The other panelists - the builder, a guy from Serious Materials, and the guy from HP - didn't have much interesting to say.
During the summary at the end of the panel session, Kevin Kopczynski had the best summary. He said that people were looking for technologies that didn't require them to make any changes in their lifestyle and required the minimum amount of effort on their part to use. Additionally, the technologies and products had to essentially show payback in 2-3 years that people usually occupy their houses. Products and technologies directed at the commercial market could have a somewhat longer payback time, maybe 7-8 years. Everybody agreed on the panel that if the home upgrades were perceived as essentially free, they would be easy to sell. "Free" in this case means the homeowner doesn't need to invest anything up front, and that the cost of the upgrade went along with the house when the owner moved. The PACE program was the best hope for that, but unfortunately the Feds decided that having the cost of the upgrade be senior debt wasn't acceptable (because it would get paid off first in a repossession). Since the Feds are doing essentially 100% of the home loan financing after the private securitization market collapsed in 2008, their opinion rules.
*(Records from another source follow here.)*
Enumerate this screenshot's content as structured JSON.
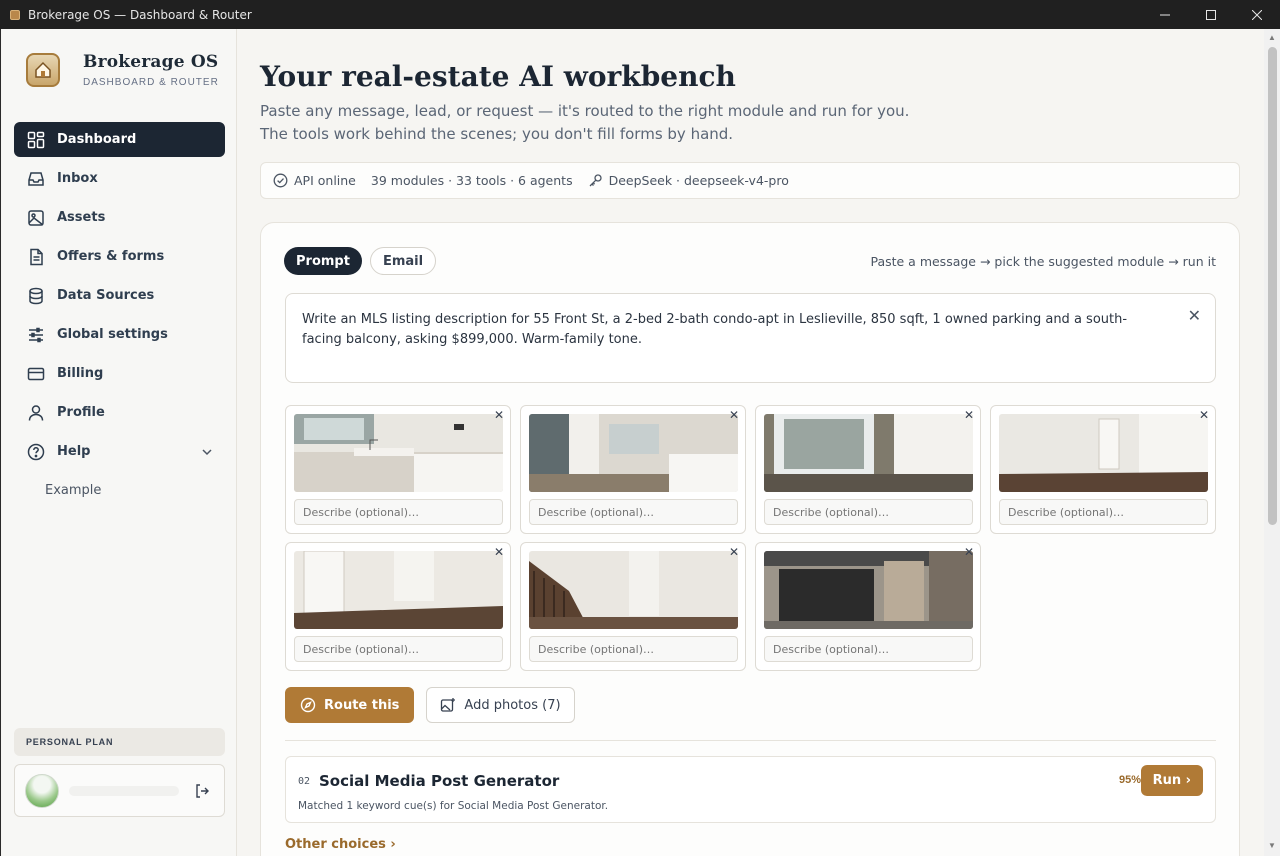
{
  "window": {
    "title": "Brokerage OS — Dashboard & Router"
  },
  "brand": {
    "title": "Brokerage OS",
    "subtitle": "DASHBOARD & ROUTER"
  },
  "nav": {
    "items": [
      {
        "label": "Dashboard",
        "icon": "dashboard-grid-icon",
        "active": true
      },
      {
        "label": "Inbox",
        "icon": "inbox-icon"
      },
      {
        "label": "Assets",
        "icon": "image-icon"
      },
      {
        "label": "Offers & forms",
        "icon": "document-icon"
      },
      {
        "label": "Data Sources",
        "icon": "database-icon"
      },
      {
        "label": "Global settings",
        "icon": "sliders-icon"
      },
      {
        "label": "Billing",
        "icon": "credit-card-icon"
      },
      {
        "label": "Profile",
        "icon": "user-icon"
      },
      {
        "label": "Help",
        "icon": "help-circle-icon"
      }
    ],
    "help_sub": {
      "label": "Example"
    }
  },
  "plan": {
    "label": "PERSONAL PLAN"
  },
  "main": {
    "title": "Your real-estate AI workbench",
    "lead": "Paste any message, lead, or request — it's routed to the right module and run for you. The tools work behind the scenes; you don't fill forms by hand."
  },
  "status": {
    "api": "API online",
    "counts": "39 modules · 33 tools · 6 agents",
    "model": "DeepSeek · deepseek-v4-pro"
  },
  "panel": {
    "tabs": [
      {
        "label": "Prompt",
        "active": true
      },
      {
        "label": "Email",
        "active": false
      }
    ],
    "hint": "Paste a message → pick the suggested module → run it",
    "prompt_text": "Write an MLS listing description for 55 Front St, a 2-bed 2-bath condo-apt in Leslieville, 850 sqft, 1 owned parking and a south-facing balcony, asking $899,000. Warm-family tone.",
    "photo_placeholder": "Describe (optional)…",
    "photos": [
      {
        "scene": "kitchen"
      },
      {
        "scene": "kitchen-island"
      },
      {
        "scene": "window-room"
      },
      {
        "scene": "empty-room"
      },
      {
        "scene": "hallway-door"
      },
      {
        "scene": "staircase"
      },
      {
        "scene": "garage-exterior"
      }
    ],
    "route_label": "Route this",
    "add_photos_label": "Add photos (7)",
    "result": {
      "number": "02",
      "title": "Social Media Post Generator",
      "subtitle": "Matched 1 keyword cue(s) for Social Media Post Generator.",
      "confidence": "95%",
      "run_label": "Run ›"
    },
    "other_choices": "Other choices ›"
  }
}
The event left me vaguely depressed and confirmed the other reason why I stopped going to these CleanTech events. If people aren't expected to change their lifestyle, and want clean tech for free, what hope is there that the problem of global warming is going to be solved by business? People are willing to pay lots of bucks for cell phones, tablet computers, plasma displays, songs on iTunes, and other entertainment and communication technology and content, but they refuse to shell out any money for products and technologies that will reduce carbon emissions. Nobody is committed enough to go through the grief and financial load that we've been going through with our system remodel. The Congress and President have failed in political leadership, in enacting policy that will make carbon-based energy expensive or otherwise encourage people to make decisions that involve less carbon intensive purchases and activities. The Feds even managed to sideline a program like PACE, which wouldn't cost any level of government anything.
The constraints on solving the problem are just too tight.